As Bill Bishop wrote recently on DealBook, China’s management of the Internet “has not been encouraging for those who want to believe the leadership will push reforms.”
“I have lived in Beijing since 2005, and these have been the most draconian few days of Internet restrictions I have experienced,” he said last month.
“Indiscriminate blocking of major parts of the global Internet is not going to help China in its quest to internationalize the renminbi and make it a reserve currency,” Bill said. “Internet controls at the level of the last few days may also deter foreign firms from moving their regional headquarters to China.”
A rejoinder to the much-blogged “You’ll Never Be Chinese,” perhaps? Particularly apropos for me, as my stint in China comes to a close (though if I had to predict which viewpoint I’ll align with two months from now, I’ll go out on a limb and guess it will remain the original, not the rejoinder).
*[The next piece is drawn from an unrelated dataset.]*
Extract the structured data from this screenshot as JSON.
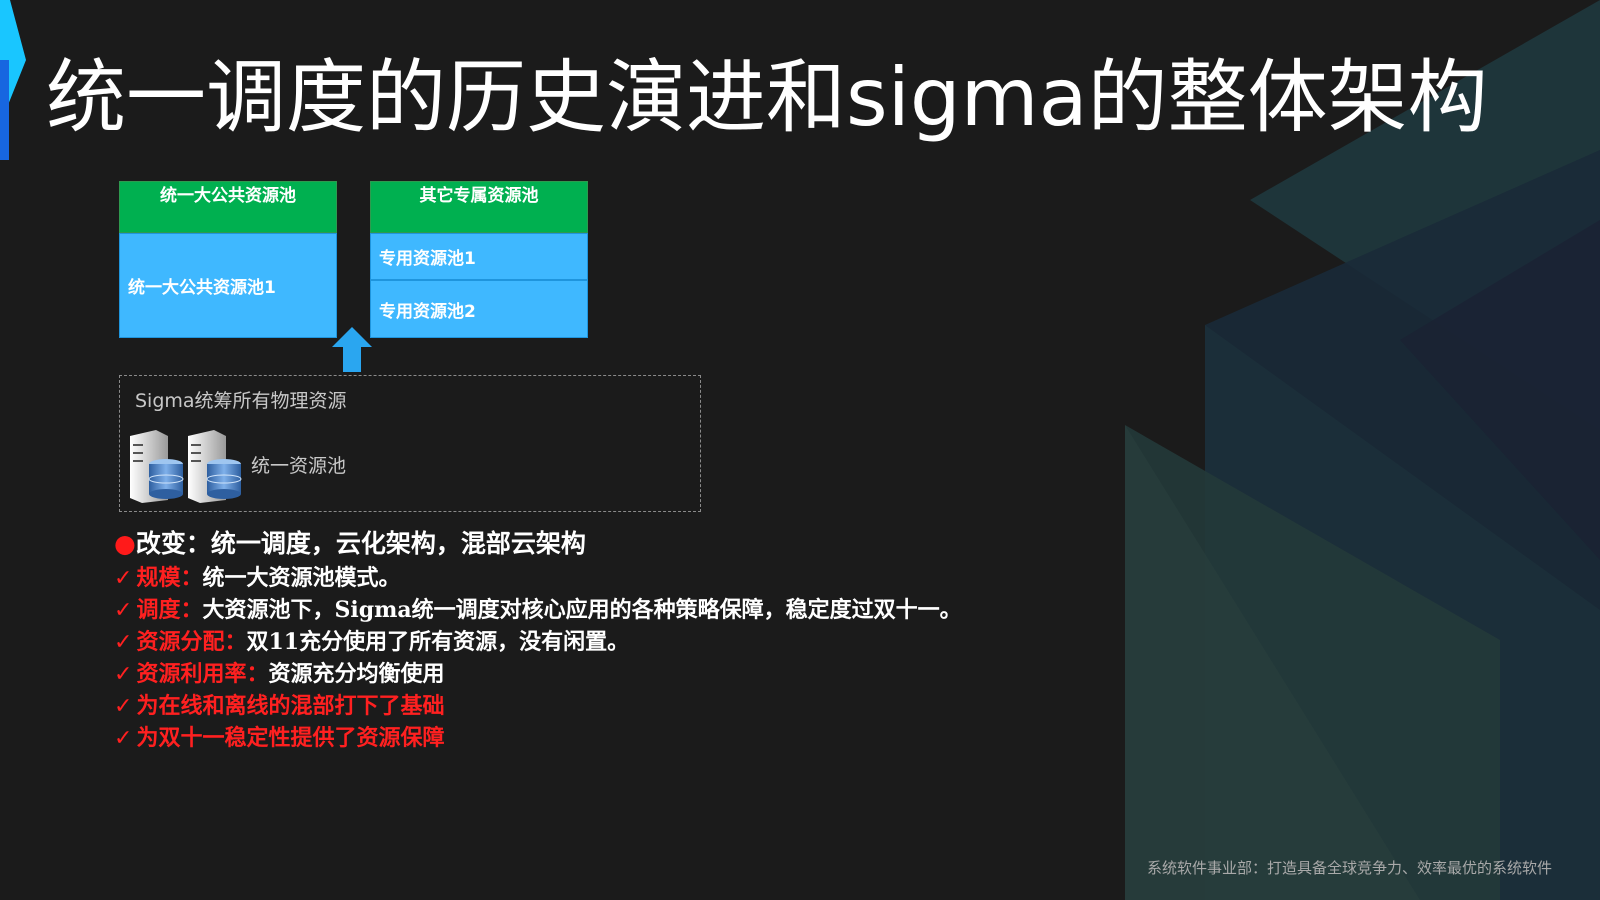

On Dec. 14, the same day that Adam Lanza shot up Sandy Hook Elementary School, there was a rampage at another elementary school in China’s central Henan province that left 23 young children bleeding and wounded.
Amid that horror, Chinese netizens gave an outpouring of condolences for Americans affected by the Newtown tragedy. Throughout the weekend, thousands of Chinese shared online images of lit candles and heartfelt expressions of sympathy for the 20 children and seven adults who were killed in Newtown, Conn….
As in the US, some Chinese pointed to the stark difference in death tolls as an illustration of the differences in gun policies between the two countries. (The Chinese government bans gun ownership outright.)…
Yet these arguments were less numerous than people in the US might have guessed. Instead, many netizens in China were pointing out a different contrast: the relative lack of information about China’s own rampage. In fact, many directed their anger at the state-run news agencies for playing up America’s tragedy while ignoring their own.
In the days following both attacks, China’s state-run media focused heavily on America’s tragedy, and provided very little real reporting on the school stabbings in Henan.
Not so new now, I suppose, since this article is from 2008. But I just read it and still found it relevant and interesting. A should-read for anyone interested in China + international relations and/or politics and/or economics.